The catchword “Storm-y” dominated both the news cycle and the local weather forecast in Washington, DC in late March, but for PAA advocates, it signaled their tireless determination to educate as many key congressional offices as possible during the 2018 PAA Advocacy Days.
On March 19 and 20, 2018, twelve PAA members from nearly every region of the US converged in Washington to participate in face-to-face meetings with their elected representatives and congressional staff, to educate them about population sciences—and the importance of funding for federal grant-making and statistical agencies that directly and indirectly support the field. All told, participants collectively participated in 51 Capitol Hill meetings, which is a new record for a PAA fly-in. The meetings were especially timely, given that the final negotiations for the FY 2018 omnibus spending were wrapping up, and a decision from Commerce Secretary Ross on the inclusion of a citizenship question on the 2020 Census was pending.
While the emphasis at each meeting varied somewhat, depending on the relevance of the lawmaker’s committee assignments, agenda items focused on discussing the real-world, tangible findings that population research has produced on a range of issues, and how federal funding directly supports research and training through NIH and NSF, and data collection and dissemination—through the Census Bureau and other key agencies—that is crucial to population scientists. Read more about PAA’s specific funding requests for the Fiscal 2019 funding cycle here.

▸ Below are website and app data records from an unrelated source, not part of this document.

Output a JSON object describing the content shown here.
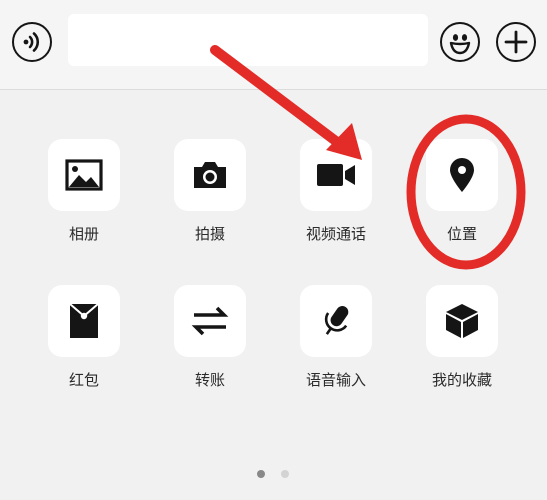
{
  "input_bar": {
    "voice_icon": "voice-wave-icon",
    "text_value": "",
    "emoji_icon": "smiley-icon",
    "plus_icon": "plus-icon"
  },
  "panel": {
    "items": [
      {
        "label": "相册",
        "icon": "photo-album-icon"
      },
      {
        "label": "拍摄",
        "icon": "camera-icon"
      },
      {
        "label": "视频通话",
        "icon": "video-camera-icon"
      },
      {
        "label": "位置",
        "icon": "location-pin-icon"
      },
      {
        "label": "红包",
        "icon": "red-envelope-icon"
      },
      {
        "label": "转账",
        "icon": "transfer-arrows-icon"
      },
      {
        "label": "语音输入",
        "icon": "microphone-icon"
      },
      {
        "label": "我的收藏",
        "icon": "favorites-cube-icon"
      }
    ]
  },
  "pager": {
    "total": 2,
    "current": 1
  },
  "annotation": {
    "color": "#e32b27"
  },
  "colors": {
    "background": "#f1f1f1",
    "tile": "#ffffff",
    "icon": "#151515",
    "dot_active": "#888888",
    "dot_inactive": "#d3d3d3"
  }
}
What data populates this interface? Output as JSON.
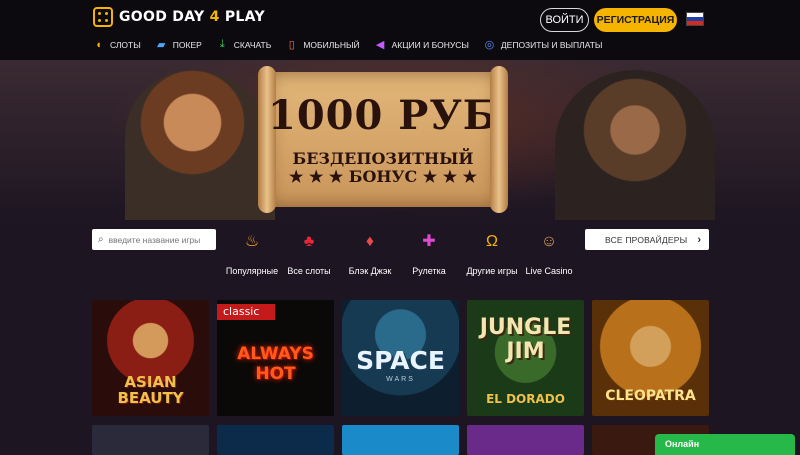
{
  "header": {
    "brand": {
      "prefix": "GOOD DAY",
      "accent": "4",
      "suffix": "PLAY"
    },
    "login_label": "ВОЙТИ",
    "register_label": "РЕГИСТРАЦИЯ",
    "language_flag": "russia-flag-icon",
    "nav": [
      {
        "label": "СЛОТЫ",
        "icon": "lemon-icon"
      },
      {
        "label": "ПОКЕР",
        "icon": "cards-icon"
      },
      {
        "label": "СКАЧАТЬ",
        "icon": "download-icon"
      },
      {
        "label": "МОБИЛЬНЫЙ",
        "icon": "mobile-icon"
      },
      {
        "label": "АКЦИИ И БОНУСЫ",
        "icon": "megaphone-icon"
      },
      {
        "label": "ДЕПОЗИТЫ И ВЫПЛАТЫ",
        "icon": "coins-icon"
      }
    ]
  },
  "banner": {
    "headline": "1000 РУБ",
    "subline_1": "БЕЗДЕПОЗИТНЫЙ",
    "subline_2": "★ ★ ★ БОНУС ★ ★ ★"
  },
  "filters": {
    "search_placeholder": "введите название игры",
    "categories": [
      {
        "label": "Популярные",
        "icon": "flame-icon"
      },
      {
        "label": "Все слоты",
        "icon": "cherries-icon"
      },
      {
        "label": "Блэк Джэк",
        "icon": "playing-cards-icon"
      },
      {
        "label": "Рулетка",
        "icon": "roulette-icon"
      },
      {
        "label": "Другие игры",
        "icon": "horseshoe-icon"
      },
      {
        "label": "Live Casino",
        "icon": "dealer-icon"
      }
    ],
    "providers_label": "ВСЕ ПРОВАЙДЕРЫ"
  },
  "games": [
    {
      "title": "ASIAN BEAUTY"
    },
    {
      "title": "ALWAYS HOT",
      "badge": "classic"
    },
    {
      "title": "SPACE",
      "subtitle": "WARS"
    },
    {
      "title": "JUNGLE JIM",
      "subtitle": "EL DORADO"
    },
    {
      "title": "CLEOPATRA"
    }
  ],
  "chat": {
    "status_label": "Онлайн"
  },
  "colors": {
    "accent": "#f5b400",
    "online": "#27b84a",
    "badge": "#c41a1a"
  }
}
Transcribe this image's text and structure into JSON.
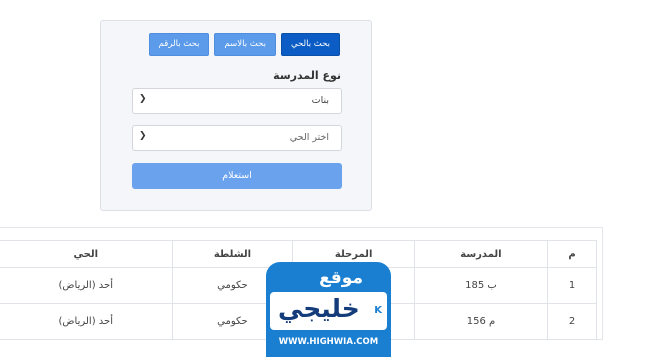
{
  "search": {
    "tabs": [
      {
        "label": "بحث بالحي",
        "active": true
      },
      {
        "label": "بحث بالاسم",
        "active": false
      },
      {
        "label": "بحث بالرقم",
        "active": false
      }
    ],
    "school_type_label": "نوع المدرسة",
    "school_type_value": "بنات",
    "district_value": "اختر الحي",
    "submit_label": "استعلام"
  },
  "results": {
    "headers": [
      "م",
      "المدرسة",
      "المرحلة",
      "الشلطة",
      "الحي"
    ],
    "rows": [
      [
        "1",
        "ب 185",
        "",
        "حكومي",
        "أحد (الرياض)"
      ],
      [
        "2",
        "م 156",
        "",
        "حكومي",
        "أحد (الرياض)"
      ]
    ]
  },
  "watermark": {
    "line1": "موقع",
    "line2": "خليجي",
    "line3": "WWW.HIGHWIA.COM"
  },
  "colors": {
    "tab_active": "#0b5cc4",
    "tab": "#5b9bea",
    "submit": "#6aa2ee",
    "watermark_blue": "#1a7fd1"
  }
}
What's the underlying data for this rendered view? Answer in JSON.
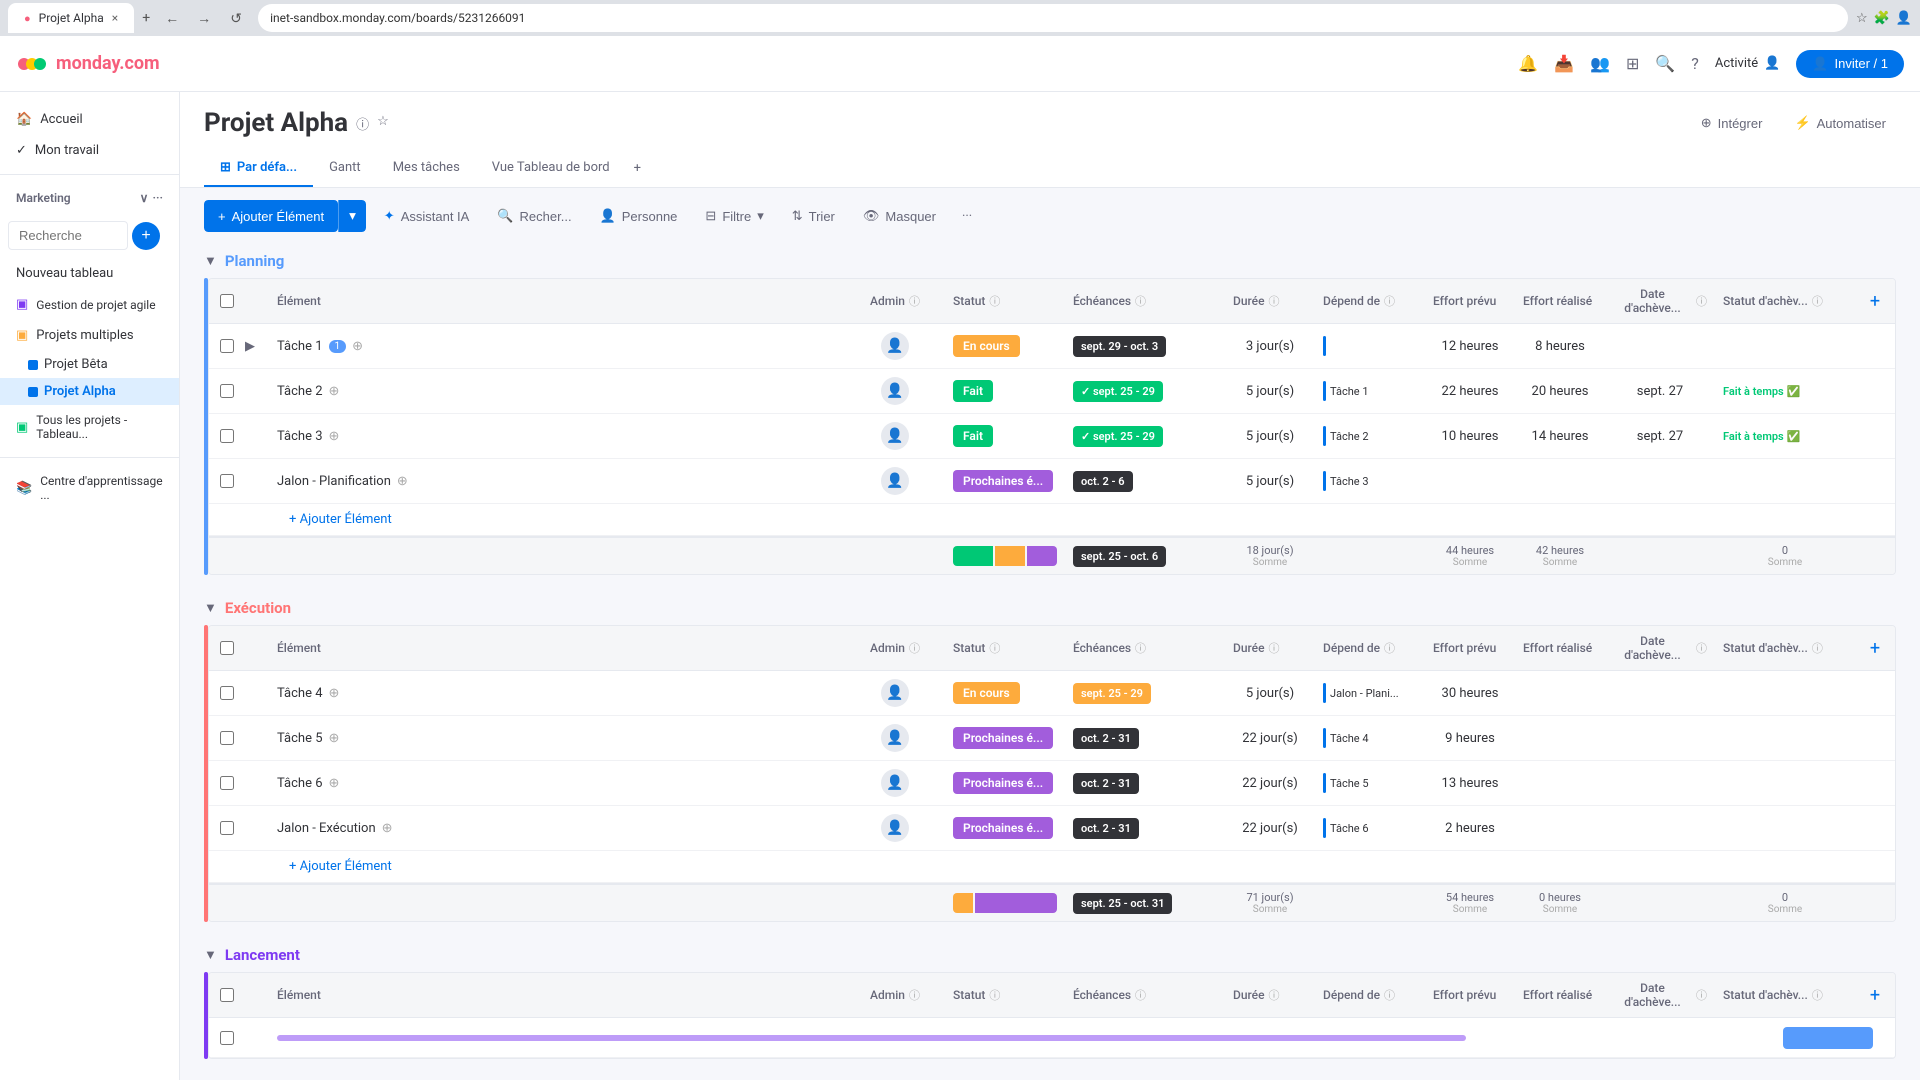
{
  "browser": {
    "tab_title": "Projet Alpha",
    "url": "inet-sandbox.monday.com/boards/5231266091",
    "close_icon": "×",
    "back_icon": "←",
    "forward_icon": "→",
    "refresh_icon": "↺"
  },
  "nav": {
    "logo_text": "monday.com",
    "activity_label": "Activité",
    "inviter_label": "Inviter / 1"
  },
  "sidebar": {
    "accueil": "Accueil",
    "mon_travail": "Mon travail",
    "marketing_label": "Marketing",
    "search_placeholder": "Recherche",
    "nouveau_tableau": "Nouveau tableau",
    "gestion_projet": "Gestion de projet agile",
    "projets_multiples": "Projets multiples",
    "projet_beta": "Projet Bêta",
    "projet_alpha": "Projet Alpha",
    "tous_projets": "Tous les projets - Tableau...",
    "centre_apprentissage": "Centre d'apprentissage ..."
  },
  "page": {
    "title": "Projet Alpha",
    "integrer_label": "Intégrer",
    "automatiser_label": "Automatiser",
    "tabs": [
      {
        "label": "Par défa...",
        "active": true,
        "icon": "⊞"
      },
      {
        "label": "Gantt",
        "active": false
      },
      {
        "label": "Mes tâches",
        "active": false
      },
      {
        "label": "Vue Tableau de bord",
        "active": false
      }
    ]
  },
  "toolbar": {
    "ajouter_element": "Ajouter Élément",
    "assistant_ia": "Assistant IA",
    "rechercher": "Recher...",
    "personne": "Personne",
    "filtre": "Filtre",
    "trier": "Trier",
    "masquer": "Masquer"
  },
  "columns": {
    "element": "Élément",
    "admin": "Admin",
    "statut": "Statut",
    "echeances": "Échéances",
    "duree": "Durée",
    "depend_de": "Dépend de",
    "effort_prevu": "Effort prévu",
    "effort_realise": "Effort réalisé",
    "date_achevement": "Date d'achève...",
    "statut_achevement": "Statut d'achèv..."
  },
  "planning": {
    "title": "Planning",
    "rows": [
      {
        "name": "Tâche 1",
        "badge": "1",
        "statut": "En cours",
        "statut_class": "status-encours",
        "echeance": "sept. 29 - oct. 3",
        "echeance_class": "date-badge",
        "duree": "3 jour(s)",
        "depend": "",
        "effort_prev": "12 heures",
        "effort_real": "8 heures",
        "date_ach": "",
        "statut_ach": "",
        "statut_ach_class": ""
      },
      {
        "name": "Tâche 2",
        "badge": "",
        "statut": "Fait",
        "statut_class": "status-fait",
        "echeance": "✓ sept. 25 - 29",
        "echeance_class": "date-badge green",
        "duree": "5 jour(s)",
        "depend": "Tâche 1",
        "effort_prev": "22 heures",
        "effort_real": "20 heures",
        "date_ach": "sept. 27",
        "statut_ach": "Fait à temps",
        "statut_ach_class": "fait-at"
      },
      {
        "name": "Tâche 3",
        "badge": "",
        "statut": "Fait",
        "statut_class": "status-fait",
        "echeance": "✓ sept. 25 - 29",
        "echeance_class": "date-badge green",
        "duree": "5 jour(s)",
        "depend": "Tâche 2",
        "effort_prev": "10 heures",
        "effort_real": "14 heures",
        "date_ach": "sept. 27",
        "statut_ach": "Fait à temps",
        "statut_ach_class": "fait-at"
      },
      {
        "name": "Jalon - Planification",
        "badge": "",
        "statut": "Prochaines é...",
        "statut_class": "status-prochaines",
        "echeance": "oct. 2 - 6",
        "echeance_class": "date-badge",
        "duree": "5 jour(s)",
        "depend": "Tâche 3",
        "effort_prev": "",
        "effort_real": "",
        "date_ach": "",
        "statut_ach": "",
        "statut_ach_class": ""
      }
    ],
    "summary": {
      "echeance": "sept. 25 - oct. 6",
      "duree": "18 jour(s)",
      "duree_label": "Somme",
      "effort_prev": "44 heures",
      "effort_prev_label": "Somme",
      "effort_real": "42 heures",
      "effort_real_label": "Somme",
      "statut_ach": "0",
      "statut_ach_label": "Somme"
    }
  },
  "execution": {
    "title": "Exécution",
    "rows": [
      {
        "name": "Tâche 4",
        "statut": "En cours",
        "statut_class": "status-encours",
        "echeance": "sept. 25 - 29",
        "echeance_class": "date-badge orange",
        "duree": "5 jour(s)",
        "depend": "Jalon - Plani...",
        "effort_prev": "30 heures",
        "effort_real": "",
        "date_ach": "",
        "statut_ach": "",
        "statut_ach_class": ""
      },
      {
        "name": "Tâche 5",
        "statut": "Prochaines é...",
        "statut_class": "status-prochaines",
        "echeance": "oct. 2 - 31",
        "echeance_class": "date-badge",
        "duree": "22 jour(s)",
        "depend": "Tâche 4",
        "effort_prev": "9 heures",
        "effort_real": "",
        "date_ach": "",
        "statut_ach": "",
        "statut_ach_class": ""
      },
      {
        "name": "Tâche 6",
        "statut": "Prochaines é...",
        "statut_class": "status-prochaines",
        "echeance": "oct. 2 - 31",
        "echeance_class": "date-badge",
        "duree": "22 jour(s)",
        "depend": "Tâche 5",
        "effort_prev": "13 heures",
        "effort_real": "",
        "date_ach": "",
        "statut_ach": "",
        "statut_ach_class": ""
      },
      {
        "name": "Jalon - Exécution",
        "statut": "Prochaines é...",
        "statut_class": "status-prochaines",
        "echeance": "oct. 2 - 31",
        "echeance_class": "date-badge",
        "duree": "22 jour(s)",
        "depend": "Tâche 6",
        "effort_prev": "2 heures",
        "effort_real": "",
        "date_ach": "",
        "statut_ach": "",
        "statut_ach_class": ""
      }
    ],
    "summary": {
      "echeance": "sept. 25 - oct. 31",
      "duree": "71 jour(s)",
      "duree_label": "Somme",
      "effort_prev": "54 heures",
      "effort_prev_label": "Somme",
      "effort_real": "0 heures",
      "effort_real_label": "Somme",
      "statut_ach": "0",
      "statut_ach_label": "Somme"
    }
  },
  "lancement": {
    "title": "Lancement"
  },
  "colors": {
    "planning": "#579bfc",
    "execution": "#ff7575",
    "lancement": "#7e3af2",
    "primary": "#0073ea"
  }
}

PAA is grateful to the PAA Members who took time out of their busy schedules to participate in Hill meetings, and we strive to make it a worthwhile experience for them as well. As 2018 participant Dr. Stephanie Bohon (U. of Tennessee-Knoxville) observed, “Being on the Hill for Advocacy Days and interacting with [congressional staff] gave me much greater optimism… Staffers on both sides of the aisle seemed genuinely concerned about the issues we brought to them.” Dr. Lynne Cossman (West Virginia U.) added, “Advocacy Days shows me how important demographic research is for federal policies and planning. In an era where the relevancy of higher education is being questioned, there is no doubt that demography is relevant—and highlighting that to legislators is empowering too.”#latest-news#congressional-activities#govmeeting